With a name like Fletcher Christian, you’re bound to have an adventurous life. Recognize the name? Christian is known for his involvement in what is possibly the most famous mutiny of all time.

At the age of 17, Christian enlisted in the Royal Navy as a common seaman. He rose in the ranks quickly, and by 1787 was made Master’s Mate of the HMS Bounty under Commander William Bligh. They set off on a voyage to Tahiti…
The Mutiny…and Bligh and his supporters were put on a small boat and sent on their merry way (with surprising results).

For a handful of the mutineers, the stay in Tahiti did not last long. Fletcher (rightly) guessed that once the mutiny was discovered, Tahiti was the first place the law would look. So he and a small group sailed away with 20 of the Tahitian natives to find the nearest uncharted island. That island turned out to be Pitcairn. Unfortunately, their new island home did not provide the happily ever the mutineers hoped for. As the story goes, the mutineers bickered and the native Tahitian men, who had not come along willingly in the first place, eventually rose up against them. Most of the men died on both sides.

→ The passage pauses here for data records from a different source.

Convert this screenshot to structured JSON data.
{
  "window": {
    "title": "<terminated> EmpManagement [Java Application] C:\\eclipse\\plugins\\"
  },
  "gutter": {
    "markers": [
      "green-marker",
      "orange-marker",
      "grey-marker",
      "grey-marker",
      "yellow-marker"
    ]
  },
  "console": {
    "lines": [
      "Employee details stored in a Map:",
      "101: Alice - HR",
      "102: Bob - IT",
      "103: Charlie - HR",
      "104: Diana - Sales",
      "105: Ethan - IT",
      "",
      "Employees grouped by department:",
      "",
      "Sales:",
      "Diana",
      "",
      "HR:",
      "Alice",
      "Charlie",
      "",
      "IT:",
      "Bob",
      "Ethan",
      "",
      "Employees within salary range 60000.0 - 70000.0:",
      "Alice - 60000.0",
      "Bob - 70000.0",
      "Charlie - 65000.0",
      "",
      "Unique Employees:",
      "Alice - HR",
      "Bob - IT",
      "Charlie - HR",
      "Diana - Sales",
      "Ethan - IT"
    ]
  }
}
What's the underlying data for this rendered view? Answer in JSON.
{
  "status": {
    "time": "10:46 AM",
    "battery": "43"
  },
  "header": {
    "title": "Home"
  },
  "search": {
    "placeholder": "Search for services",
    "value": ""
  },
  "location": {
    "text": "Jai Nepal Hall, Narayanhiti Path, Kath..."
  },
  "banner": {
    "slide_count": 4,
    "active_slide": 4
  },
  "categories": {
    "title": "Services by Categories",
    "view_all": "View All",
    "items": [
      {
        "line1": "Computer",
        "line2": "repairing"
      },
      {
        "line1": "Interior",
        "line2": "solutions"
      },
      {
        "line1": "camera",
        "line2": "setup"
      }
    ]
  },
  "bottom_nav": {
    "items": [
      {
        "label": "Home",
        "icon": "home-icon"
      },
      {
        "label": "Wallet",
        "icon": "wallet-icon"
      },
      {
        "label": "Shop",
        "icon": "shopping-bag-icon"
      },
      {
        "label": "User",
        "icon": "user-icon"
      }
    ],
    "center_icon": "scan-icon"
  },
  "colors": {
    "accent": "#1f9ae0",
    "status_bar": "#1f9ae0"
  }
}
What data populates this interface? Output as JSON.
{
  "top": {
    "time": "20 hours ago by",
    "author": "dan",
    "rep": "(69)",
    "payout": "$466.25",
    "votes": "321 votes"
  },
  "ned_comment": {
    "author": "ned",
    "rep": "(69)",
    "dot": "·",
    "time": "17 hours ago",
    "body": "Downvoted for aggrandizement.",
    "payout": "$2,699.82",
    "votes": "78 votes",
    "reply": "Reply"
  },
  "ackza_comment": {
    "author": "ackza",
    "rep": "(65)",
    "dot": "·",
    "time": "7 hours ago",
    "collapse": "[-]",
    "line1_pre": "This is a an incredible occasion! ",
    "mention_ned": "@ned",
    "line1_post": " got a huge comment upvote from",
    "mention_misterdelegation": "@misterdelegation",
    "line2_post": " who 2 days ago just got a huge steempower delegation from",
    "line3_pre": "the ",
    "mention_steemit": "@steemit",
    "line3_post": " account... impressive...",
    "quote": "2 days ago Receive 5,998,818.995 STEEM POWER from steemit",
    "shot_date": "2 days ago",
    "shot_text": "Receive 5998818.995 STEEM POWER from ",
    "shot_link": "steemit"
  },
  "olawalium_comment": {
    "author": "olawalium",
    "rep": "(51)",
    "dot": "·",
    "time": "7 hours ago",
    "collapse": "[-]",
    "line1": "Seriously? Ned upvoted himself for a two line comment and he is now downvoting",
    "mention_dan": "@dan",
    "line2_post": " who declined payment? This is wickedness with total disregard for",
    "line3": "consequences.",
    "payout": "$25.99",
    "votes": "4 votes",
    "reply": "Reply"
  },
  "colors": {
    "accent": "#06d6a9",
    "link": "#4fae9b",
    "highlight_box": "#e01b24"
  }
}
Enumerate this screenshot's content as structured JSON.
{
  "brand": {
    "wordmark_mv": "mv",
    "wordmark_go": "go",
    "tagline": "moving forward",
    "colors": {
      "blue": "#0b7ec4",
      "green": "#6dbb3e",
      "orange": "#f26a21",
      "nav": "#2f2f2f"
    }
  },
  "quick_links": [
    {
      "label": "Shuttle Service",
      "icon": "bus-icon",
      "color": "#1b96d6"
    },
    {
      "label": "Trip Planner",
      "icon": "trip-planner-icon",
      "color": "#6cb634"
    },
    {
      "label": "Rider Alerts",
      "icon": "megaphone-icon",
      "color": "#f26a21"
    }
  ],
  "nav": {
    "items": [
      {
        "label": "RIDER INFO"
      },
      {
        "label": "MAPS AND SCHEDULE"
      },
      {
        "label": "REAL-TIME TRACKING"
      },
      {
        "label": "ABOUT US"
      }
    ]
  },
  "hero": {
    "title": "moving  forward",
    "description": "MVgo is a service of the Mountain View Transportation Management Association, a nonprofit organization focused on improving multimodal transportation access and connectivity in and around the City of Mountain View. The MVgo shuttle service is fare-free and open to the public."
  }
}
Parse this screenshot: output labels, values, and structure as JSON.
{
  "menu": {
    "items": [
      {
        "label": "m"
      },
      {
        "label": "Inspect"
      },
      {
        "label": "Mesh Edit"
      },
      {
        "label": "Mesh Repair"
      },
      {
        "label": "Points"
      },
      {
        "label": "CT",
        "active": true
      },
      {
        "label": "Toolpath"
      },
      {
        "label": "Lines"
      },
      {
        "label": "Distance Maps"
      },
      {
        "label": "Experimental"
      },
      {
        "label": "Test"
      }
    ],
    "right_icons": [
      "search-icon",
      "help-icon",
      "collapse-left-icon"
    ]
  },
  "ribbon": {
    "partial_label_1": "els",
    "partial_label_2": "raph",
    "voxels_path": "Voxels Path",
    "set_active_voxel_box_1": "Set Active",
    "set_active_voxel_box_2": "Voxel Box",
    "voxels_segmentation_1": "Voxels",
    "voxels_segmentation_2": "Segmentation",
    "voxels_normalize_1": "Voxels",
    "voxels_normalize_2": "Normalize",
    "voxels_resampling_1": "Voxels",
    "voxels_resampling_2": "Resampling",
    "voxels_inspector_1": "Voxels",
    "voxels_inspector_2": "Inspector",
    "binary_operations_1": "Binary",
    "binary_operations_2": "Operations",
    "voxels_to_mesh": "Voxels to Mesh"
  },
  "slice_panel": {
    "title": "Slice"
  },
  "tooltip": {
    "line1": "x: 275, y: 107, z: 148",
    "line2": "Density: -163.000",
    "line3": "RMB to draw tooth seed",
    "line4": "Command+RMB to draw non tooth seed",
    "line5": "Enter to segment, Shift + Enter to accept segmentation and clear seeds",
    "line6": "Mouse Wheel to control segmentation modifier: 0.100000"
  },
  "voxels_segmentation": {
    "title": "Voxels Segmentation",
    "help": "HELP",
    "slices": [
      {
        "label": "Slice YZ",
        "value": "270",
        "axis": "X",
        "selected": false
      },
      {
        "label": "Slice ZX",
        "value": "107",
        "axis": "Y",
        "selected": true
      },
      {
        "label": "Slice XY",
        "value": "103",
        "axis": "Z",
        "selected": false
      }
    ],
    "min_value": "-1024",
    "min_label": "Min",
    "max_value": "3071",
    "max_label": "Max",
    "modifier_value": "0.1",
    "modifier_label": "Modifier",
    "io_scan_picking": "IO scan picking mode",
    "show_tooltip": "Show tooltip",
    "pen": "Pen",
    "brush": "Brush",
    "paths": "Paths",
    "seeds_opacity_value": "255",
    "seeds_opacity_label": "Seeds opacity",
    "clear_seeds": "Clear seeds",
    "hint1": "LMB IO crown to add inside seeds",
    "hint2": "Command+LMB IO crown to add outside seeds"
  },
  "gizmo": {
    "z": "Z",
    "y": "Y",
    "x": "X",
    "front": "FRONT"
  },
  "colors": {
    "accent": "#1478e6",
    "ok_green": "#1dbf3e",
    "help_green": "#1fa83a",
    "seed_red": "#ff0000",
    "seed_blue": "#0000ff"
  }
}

But the massacre didn’t happen before the next generation was born on the island. Descendants of the men who mutinied can still be found on Pitcairn today.

Pitcairn forever associated with Bounty MutinyFind more on Christian, The Bounty, the mutiny and Pitcairn with a search on Newspapers.com.

Share using:

2 thoughts on “Fletcher’s Mutiny

  1. Many Oregon/Washington newspapers have been barely touched with hardly any range of years available on the already existing list. This is NOT a good representation of the PNW.

Comments are closed.